== Input records ==

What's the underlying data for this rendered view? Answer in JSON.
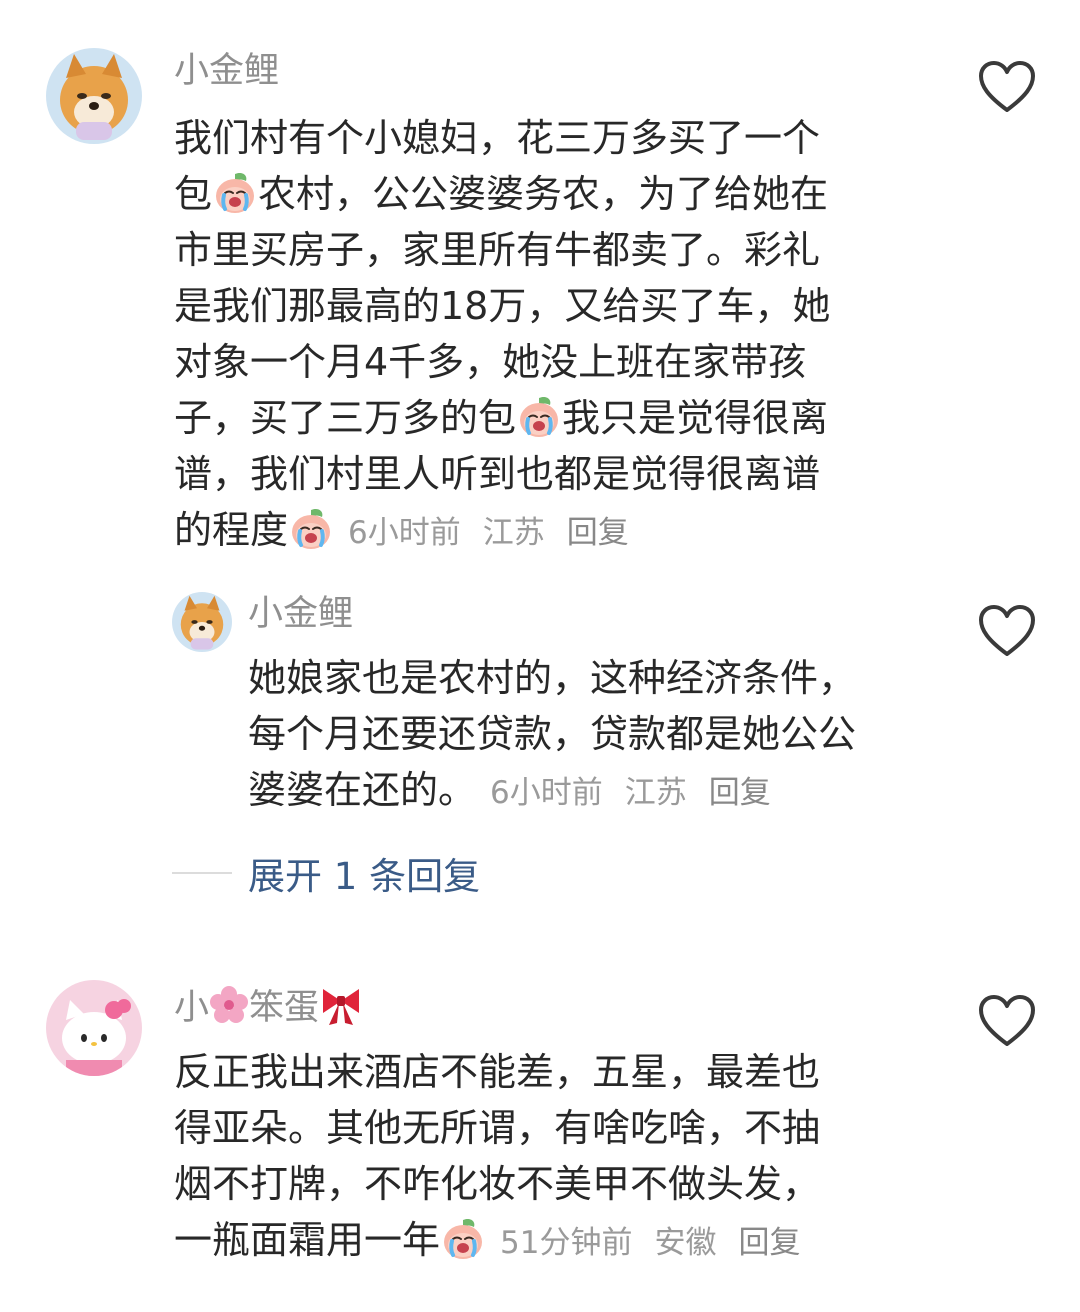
{
  "comments": [
    {
      "username": "小金鲤",
      "lines": [
        [
          "我们村有个小媳妇，花三万多买了一个"
        ],
        [
          "包",
          "[emoji]",
          "农村，公公婆婆务农，为了给她在"
        ],
        [
          "市里买房子，家里所有牛都卖了。彩礼"
        ],
        [
          "是我们那最高的18万，又给买了车，她"
        ],
        [
          "对象一个月4千多，她没上班在家带孩"
        ],
        [
          "子，买了三万多的包",
          "[emoji]",
          "我只是觉得很离"
        ],
        [
          "谱，我们村里人听到也都是觉得很离谱"
        ],
        [
          "的程度",
          "[emoji]"
        ]
      ],
      "time": "6小时前",
      "location": "江苏",
      "reply_label": "回复",
      "avatar_icon": "shiba-dog-avatar",
      "like_icon": "heart-outline-icon"
    }
  ],
  "reply": {
    "username": "小金鲤",
    "lines": [
      "她娘家也是农村的，这种经济条件，",
      "每个月还要还贷款，贷款都是她公公",
      "婆婆在还的。"
    ],
    "time": "6小时前",
    "location": "江苏",
    "reply_label": "回复",
    "avatar_icon": "shiba-dog-avatar",
    "like_icon": "heart-outline-icon"
  },
  "expand": {
    "label": "展开 1 条回复"
  },
  "comment2": {
    "username_parts": [
      "小",
      "[sakura]",
      "笨蛋",
      "[bow]"
    ],
    "lines": [
      "反正我出来酒店不能差，五星，最差也",
      "得亚朵。其他无所谓，有啥吃啥，不抽",
      "烟不打牌，不咋化妆不美甲不做头发，",
      "一瓶面霜用一年"
    ],
    "time": "51分钟前",
    "location": "安徽",
    "reply_label": "回复",
    "avatar_icon": "hello-kitty-avatar",
    "like_icon": "heart-outline-icon"
  },
  "colors": {
    "username": "#8f8f8f",
    "body": "#282828",
    "meta": "#9a9a9a",
    "expand_link": "#3a5b87"
  }
}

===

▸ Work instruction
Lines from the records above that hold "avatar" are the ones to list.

▸ Task result
      "avatar_icon": "shiba-dog-avatar",
    "avatar_icon": "shiba-dog-avatar",
    "avatar_icon": "hello-kitty-avatar",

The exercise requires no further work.